Only the records, exactly as written, belong in the answer; pictures do not.

*** Opening of Supplied entries ***

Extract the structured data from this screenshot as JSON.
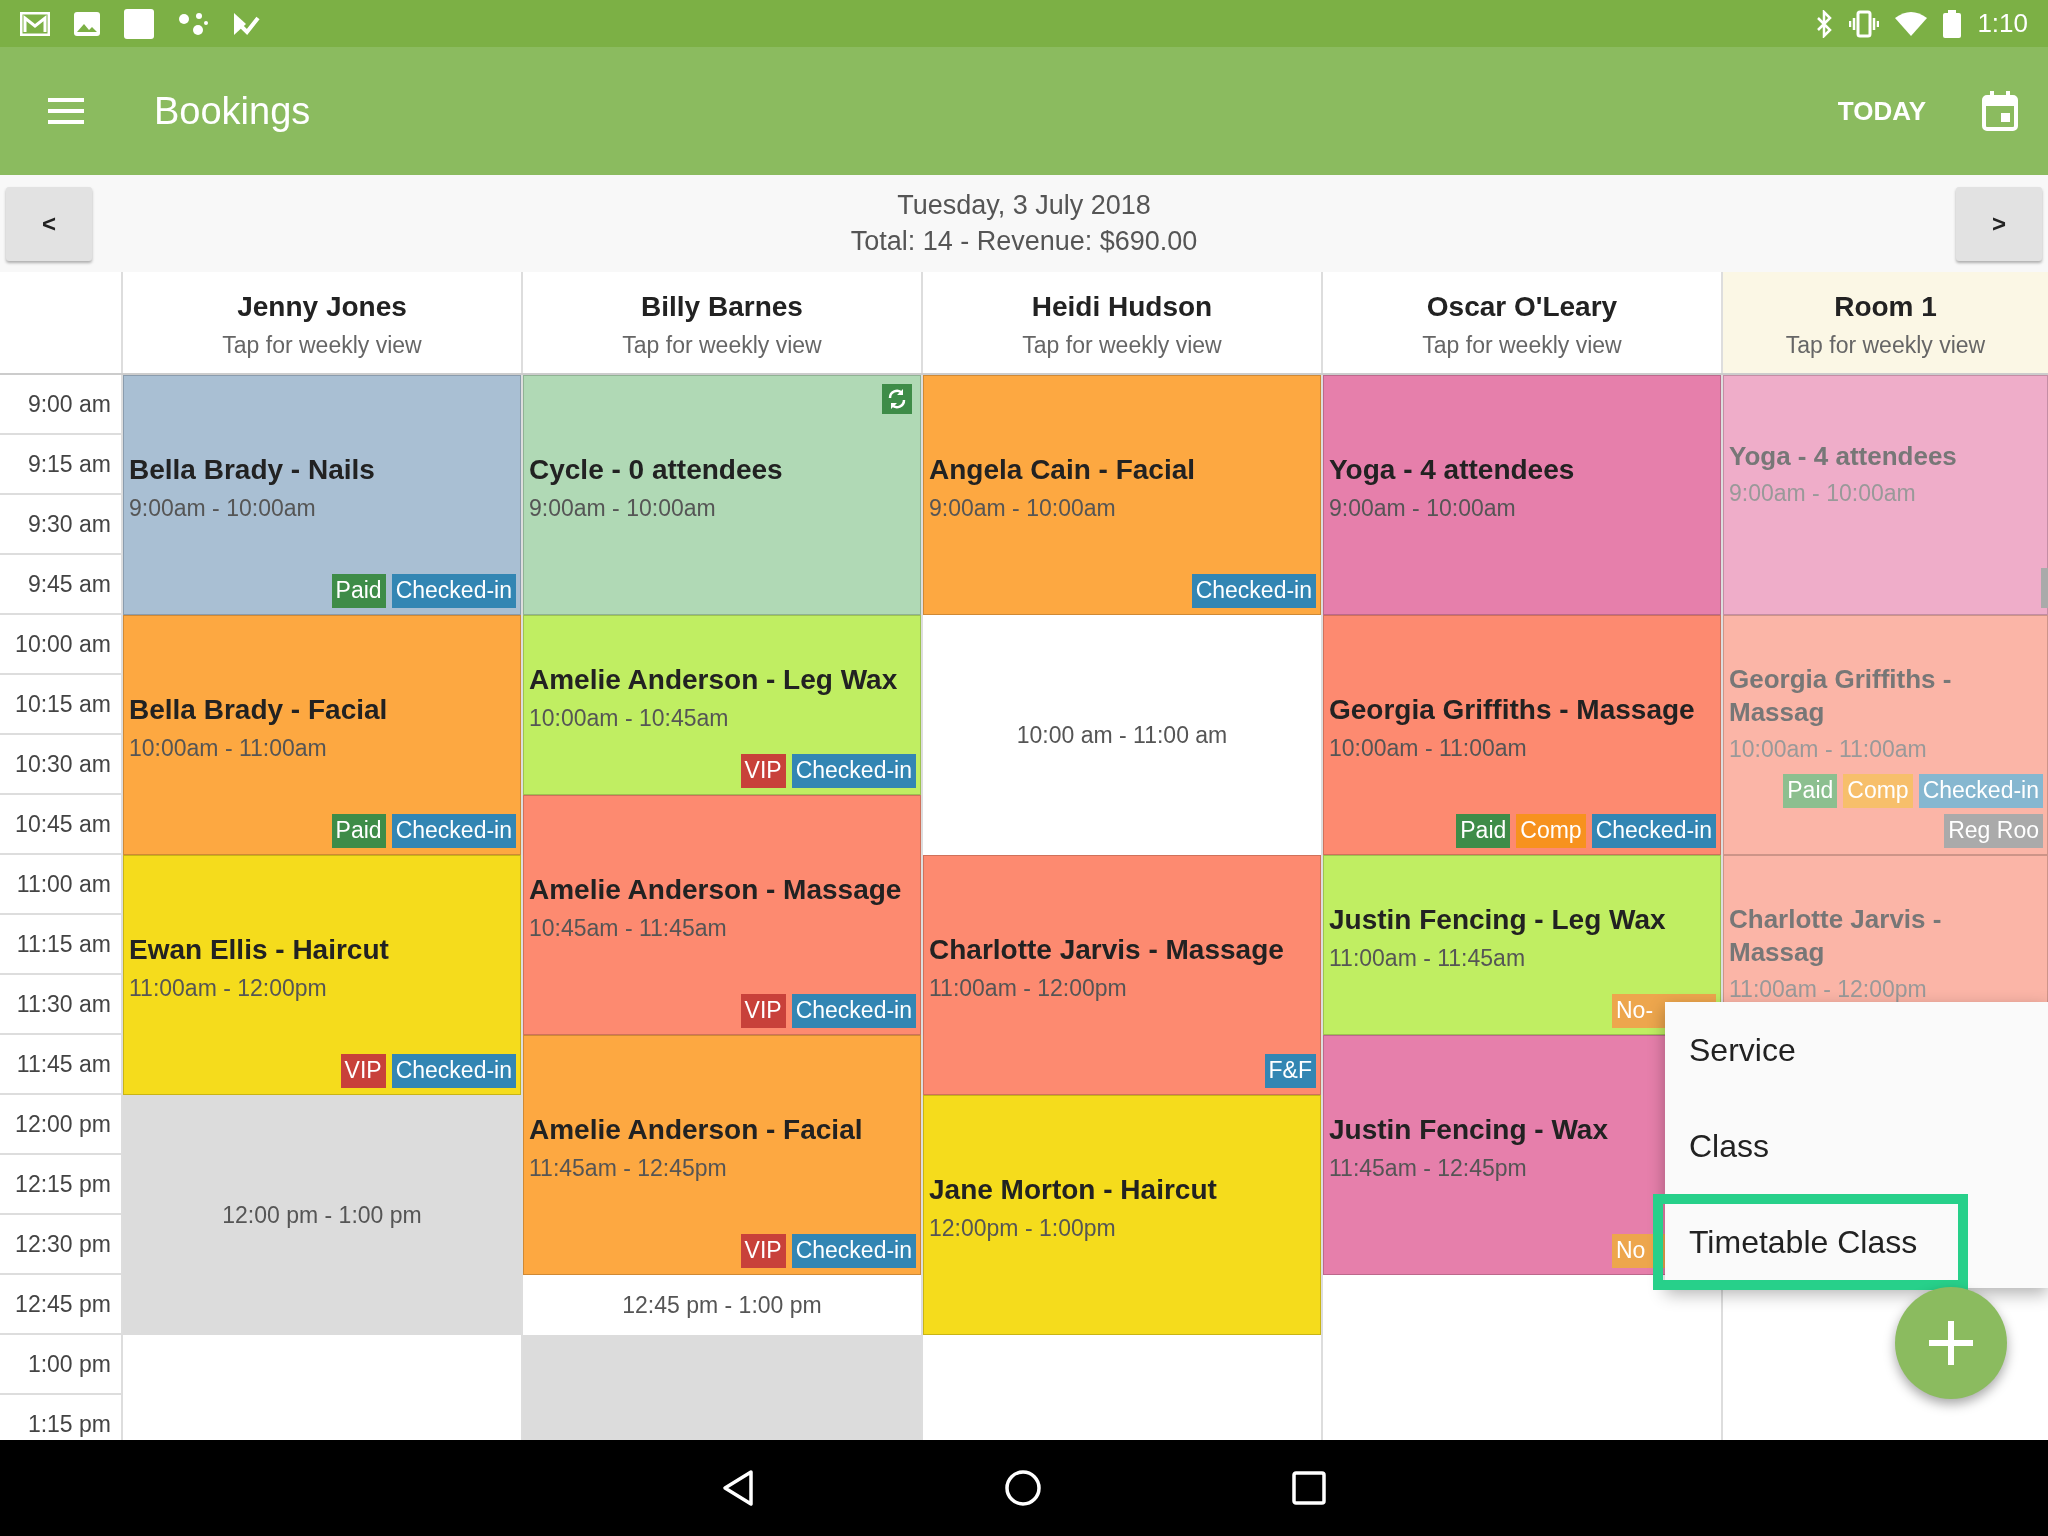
{
  "status_bar": {
    "time": "1:10"
  },
  "app_bar": {
    "title": "Bookings",
    "action": "TODAY"
  },
  "date_nav": {
    "prev": "<",
    "next": ">",
    "date": "Tuesday, 3 July 2018",
    "summary": "Total: 14 - Revenue: $690.00"
  },
  "time_labels": [
    "9:00 am",
    "9:15 am",
    "9:30 am",
    "9:45 am",
    "10:00 am",
    "10:15 am",
    "10:30 am",
    "10:45 am",
    "11:00 am",
    "11:15 am",
    "11:30 am",
    "11:45 am",
    "12:00 pm",
    "12:15 pm",
    "12:30 pm",
    "12:45 pm",
    "1:00 pm",
    "1:15 pm"
  ],
  "columns": [
    {
      "name": "Jenny Jones",
      "subtitle": "Tap for weekly view",
      "kind": "staff",
      "blocks": [
        {
          "kind": "booking",
          "title": "Bella Brady - Nails",
          "time": "9:00am - 10:00am",
          "color": "#a9bfd3",
          "tags": [
            {
              "text": "Paid",
              "color": "#3e8c48"
            },
            {
              "text": "Checked-in",
              "color": "#3386b3"
            }
          ]
        },
        {
          "kind": "booking",
          "title": "Bella Brady - Facial",
          "time": "10:00am - 11:00am",
          "color": "#fda841",
          "tags": [
            {
              "text": "Paid",
              "color": "#3e8c48"
            },
            {
              "text": "Checked-in",
              "color": "#3386b3"
            }
          ]
        },
        {
          "kind": "booking",
          "title": "Ewan Ellis - Haircut",
          "time": "11:00am - 12:00pm",
          "color": "#f5dc1c",
          "tags": [
            {
              "text": "VIP",
              "color": "#c8413a"
            },
            {
              "text": "Checked-in",
              "color": "#3386b3"
            }
          ]
        },
        {
          "kind": "free",
          "time": "12:00 pm - 1:00 pm",
          "color": "#dcdcdc"
        }
      ]
    },
    {
      "name": "Billy Barnes",
      "subtitle": "Tap for weekly view",
      "kind": "staff",
      "blocks": [
        {
          "kind": "booking",
          "title": "Cycle - 0 attendees",
          "time": "9:00am - 10:00am",
          "color": "#b0d9b5",
          "recurring": true
        },
        {
          "kind": "booking",
          "title": "Amelie Anderson - Leg Wax",
          "time": "10:00am - 10:45am",
          "color": "#c0ee62",
          "tags": [
            {
              "text": "VIP",
              "color": "#c8413a"
            },
            {
              "text": "Checked-in",
              "color": "#3386b3"
            }
          ]
        },
        {
          "kind": "booking",
          "title": "Amelie Anderson - Massage",
          "time": "10:45am - 11:45am",
          "color": "#fd8a70",
          "tags": [
            {
              "text": "VIP",
              "color": "#c8413a"
            },
            {
              "text": "Checked-in",
              "color": "#3386b3"
            }
          ]
        },
        {
          "kind": "booking",
          "title": "Amelie Anderson - Facial",
          "time": "11:45am - 12:45pm",
          "color": "#fda841",
          "tags": [
            {
              "text": "VIP",
              "color": "#c8413a"
            },
            {
              "text": "Checked-in",
              "color": "#3386b3"
            }
          ]
        },
        {
          "kind": "free",
          "time": "12:45 pm - 1:00 pm",
          "color": "#ffffff"
        },
        {
          "kind": "closed",
          "color": "#dcdcdc"
        }
      ]
    },
    {
      "name": "Heidi Hudson",
      "subtitle": "Tap for weekly view",
      "kind": "staff",
      "blocks": [
        {
          "kind": "booking",
          "title": "Angela Cain - Facial",
          "time": "9:00am - 10:00am",
          "color": "#fda841",
          "tags": [
            {
              "text": "Checked-in",
              "color": "#3386b3"
            }
          ]
        },
        {
          "kind": "free",
          "time": "10:00 am - 11:00 am",
          "color": "#ffffff"
        },
        {
          "kind": "booking",
          "title": "Charlotte Jarvis - Massage",
          "time": "11:00am - 12:00pm",
          "color": "#fd8a70",
          "tags": [
            {
              "text": "F&F",
              "color": "#3386b3"
            }
          ]
        },
        {
          "kind": "booking",
          "title": "Jane Morton - Haircut",
          "time": "12:00pm - 1:00pm",
          "color": "#f5dc1c"
        }
      ]
    },
    {
      "name": "Oscar O'Leary",
      "subtitle": "Tap for weekly view",
      "kind": "staff",
      "blocks": [
        {
          "kind": "booking",
          "title": "Yoga - 4 attendees",
          "time": "9:00am - 10:00am",
          "color": "#e67fab"
        },
        {
          "kind": "booking",
          "title": "Georgia Griffiths - Massage",
          "time": "10:00am - 11:00am",
          "color": "#fd8a70",
          "tags": [
            {
              "text": "Paid",
              "color": "#3e8c48"
            },
            {
              "text": "Comp",
              "color": "#f7921e"
            },
            {
              "text": "Checked-in",
              "color": "#3386b3"
            }
          ]
        },
        {
          "kind": "booking",
          "title": "Justin Fencing - Leg Wax",
          "time": "11:00am - 11:45am",
          "color": "#c0ee62",
          "tags": [
            {
              "text": "No-",
              "color": "#eda64d",
              "covered": true
            }
          ]
        },
        {
          "kind": "booking",
          "title": "Justin Fencing - Wax",
          "time": "11:45am - 12:45pm",
          "color": "#e67fab",
          "tags": [
            {
              "text": "No",
              "color": "#eda64d",
              "covered": true
            }
          ]
        }
      ]
    },
    {
      "name": "Room 1",
      "subtitle": "Tap for weekly view",
      "kind": "room",
      "blocks": [
        {
          "kind": "booking",
          "title": "Yoga - 4 attendees",
          "time": "9:00am - 10:00am",
          "color": "#efadc9",
          "tags": [
            {
              "color": "#aaaaaa"
            }
          ]
        },
        {
          "kind": "booking",
          "title": "Georgia Griffiths - Massag",
          "time": "10:00am - 11:00am",
          "color": "#fbb5a7",
          "tags": [
            {
              "text": "Paid",
              "color": "#8cbf8f"
            },
            {
              "text": "Comp",
              "color": "#f7bf6b"
            },
            {
              "text": "Checked-in",
              "color": "#86b7d0"
            },
            {
              "text": "Reg Roo",
              "color": "#aaaaaa"
            }
          ]
        },
        {
          "kind": "booking",
          "title": "Charlotte Jarvis - Massag",
          "time": "11:00am - 12:00pm",
          "color": "#fbb5a7"
        }
      ]
    }
  ],
  "menu": {
    "items": [
      {
        "label": "Service",
        "selected": false
      },
      {
        "label": "Class",
        "selected": false
      },
      {
        "label": "Timetable Class",
        "selected": true
      }
    ]
  }
}
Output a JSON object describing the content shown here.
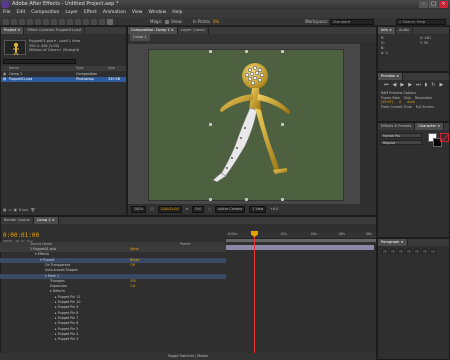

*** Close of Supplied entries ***

#### Result for this exercise
Extract the structured data from this screenshot as JSON.
{
  "status_bar": {
    "time": "1:10"
  },
  "app_bar": {
    "title": "Bookings",
    "action": "TODAY"
  },
  "date_nav": {
    "prev": "<",
    "next": ">",
    "date": "Tuesday, 3 July 2018",
    "summary": "Total: 14 - Revenue: $690.00"
  },
  "time_labels": [
    "9:00 am",
    "9:15 am",
    "9:30 am",
    "9:45 am",
    "10:00 am",
    "10:15 am",
    "10:30 am",
    "10:45 am",
    "11:00 am",
    "11:15 am",
    "11:30 am",
    "11:45 am",
    "12:00 pm",
    "12:15 pm",
    "12:30 pm",
    "12:45 pm",
    "1:00 pm",
    "1:15 pm"
  ],
  "columns": [
    {
      "name": "Jenny Jones",
      "subtitle": "Tap for weekly view",
      "kind": "staff",
      "blocks": [
        {
          "kind": "booking",
          "title": "Bella Brady - Nails",
          "time": "9:00am - 10:00am",
          "color": "#a9bfd3",
          "tags": [
            {
              "text": "Paid",
              "color": "#3e8c48"
            },
            {
              "text": "Checked-in",
              "color": "#3386b3"
            }
          ]
        },
        {
          "kind": "booking",
          "title": "Bella Brady - Facial",
          "time": "10:00am - 11:00am",
          "color": "#fda841",
          "tags": [
            {
              "text": "Paid",
              "color": "#3e8c48"
            },
            {
              "text": "Checked-in",
              "color": "#3386b3"
            }
          ]
        },
        {
          "kind": "booking",
          "title": "Ewan Ellis - Haircut",
          "time": "11:00am - 12:00pm",
          "color": "#f5dc1c",
          "tags": [
            {
              "text": "VIP",
              "color": "#c8413a"
            },
            {
              "text": "Checked-in",
              "color": "#3386b3"
            }
          ]
        },
        {
          "kind": "free",
          "time": "12:00 pm - 1:00 pm",
          "color": "#dcdcdc"
        }
      ]
    },
    {
      "name": "Billy Barnes",
      "subtitle": "Tap for weekly view",
      "kind": "staff",
      "blocks": [
        {
          "kind": "booking",
          "title": "Cycle - 0 attendees",
          "time": "9:00am - 10:00am",
          "color": "#b0d9b5",
          "recurring": true
        },
        {
          "kind": "booking",
          "title": "Amelie Anderson - Leg Wax",
          "time": "10:00am - 10:45am",
          "color": "#c0ee62",
          "tags": [
            {
              "text": "VIP",
              "color": "#c8413a"
            },
            {
              "text": "Checked-in",
              "color": "#3386b3"
            }
          ]
        },
        {
          "kind": "booking",
          "title": "Amelie Anderson - Massage",
          "time": "10:45am - 11:45am",
          "color": "#fd8a70",
          "tags": [
            {
              "text": "VIP",
              "color": "#c8413a"
            },
            {
              "text": "Checked-in",
              "color": "#3386b3"
            }
          ]
        },
        {
          "kind": "booking",
          "title": "Amelie Anderson - Facial",
          "time": "11:45am - 12:45pm",
          "color": "#fda841",
          "tags": [
            {
              "text": "VIP",
              "color": "#c8413a"
            },
            {
              "text": "Checked-in",
              "color": "#3386b3"
            }
          ]
        },
        {
          "kind": "free",
          "time": "12:45 pm - 1:00 pm",
          "color": "#ffffff"
        },
        {
          "kind": "closed",
          "color": "#dcdcdc"
        }
      ]
    },
    {
      "name": "Heidi Hudson",
      "subtitle": "Tap for weekly view",
      "kind": "staff",
      "blocks": [
        {
          "kind": "booking",
          "title": "Angela Cain - Facial",
          "time": "9:00am - 10:00am",
          "color": "#fda841",
          "tags": [
            {
              "text": "Checked-in",
              "color": "#3386b3"
            }
          ]
        },
        {
          "kind": "free",
          "time": "10:00 am - 11:00 am",
          "color": "#ffffff"
        },
        {
          "kind": "booking",
          "title": "Charlotte Jarvis - Massage",
          "time": "11:00am - 12:00pm",
          "color": "#fd8a70",
          "tags": [
            {
              "text": "F&F",
              "color": "#3386b3"
            }
          ]
        },
        {
          "kind": "booking",
          "title": "Jane Morton - Haircut",
          "time": "12:00pm - 1:00pm",
          "color": "#f5dc1c"
        }
      ]
    },
    {
      "name": "Oscar O'Leary",
      "subtitle": "Tap for weekly view",
      "kind": "staff",
      "blocks": [
        {
          "kind": "booking",
          "title": "Yoga - 4 attendees",
          "time": "9:00am - 10:00am",
          "color": "#e67fab"
        },
        {
          "kind": "booking",
          "title": "Georgia Griffiths - Massage",
          "time": "10:00am - 11:00am",
          "color": "#fd8a70",
          "tags": [
            {
              "text": "Paid",
              "color": "#3e8c48"
            },
            {
              "text": "Comp",
              "color": "#f7921e"
            },
            {
              "text": "Checked-in",
              "color": "#3386b3"
            }
          ]
        },
        {
          "kind": "booking",
          "title": "Justin Fencing - Leg Wax",
          "time": "11:00am - 11:45am",
          "color": "#c0ee62",
          "tags": [
            {
              "text": "No-",
              "color": "#eda64d",
              "covered": true
            }
          ]
        },
        {
          "kind": "booking",
          "title": "Justin Fencing - Wax",
          "time": "11:45am - 12:45pm",
          "color": "#e67fab",
          "tags": [
            {
              "text": "No",
              "color": "#eda64d",
              "covered": true
            }
          ]
        }
      ]
    },
    {
      "name": "Room 1",
      "subtitle": "Tap for weekly view",
      "kind": "room",
      "blocks": [
        {
          "kind": "booking",
          "title": "Yoga - 4 attendees",
          "time": "9:00am - 10:00am",
          "color": "#efadc9",
          "tags": [
            {
              "color": "#aaaaaa"
            }
          ]
        },
        {
          "kind": "booking",
          "title": "Georgia Griffiths - Massag",
          "time": "10:00am - 11:00am",
          "color": "#fbb5a7",
          "tags": [
            {
              "text": "Paid",
              "color": "#8cbf8f"
            },
            {
              "text": "Comp",
              "color": "#f7bf6b"
            },
            {
              "text": "Checked-in",
              "color": "#86b7d0"
            },
            {
              "text": "Reg Roo",
              "color": "#aaaaaa"
            }
          ]
        },
        {
          "kind": "booking",
          "title": "Charlotte Jarvis - Massag",
          "time": "11:00am - 12:00pm",
          "color": "#fbb5a7"
        }
      ]
    }
  ],
  "menu": {
    "items": [
      {
        "label": "Service",
        "selected": false
      },
      {
        "label": "Class",
        "selected": false
      },
      {
        "label": "Timetable Class",
        "selected": true
      }
    ]
  }
}
Output a JSON object describing the content shown here.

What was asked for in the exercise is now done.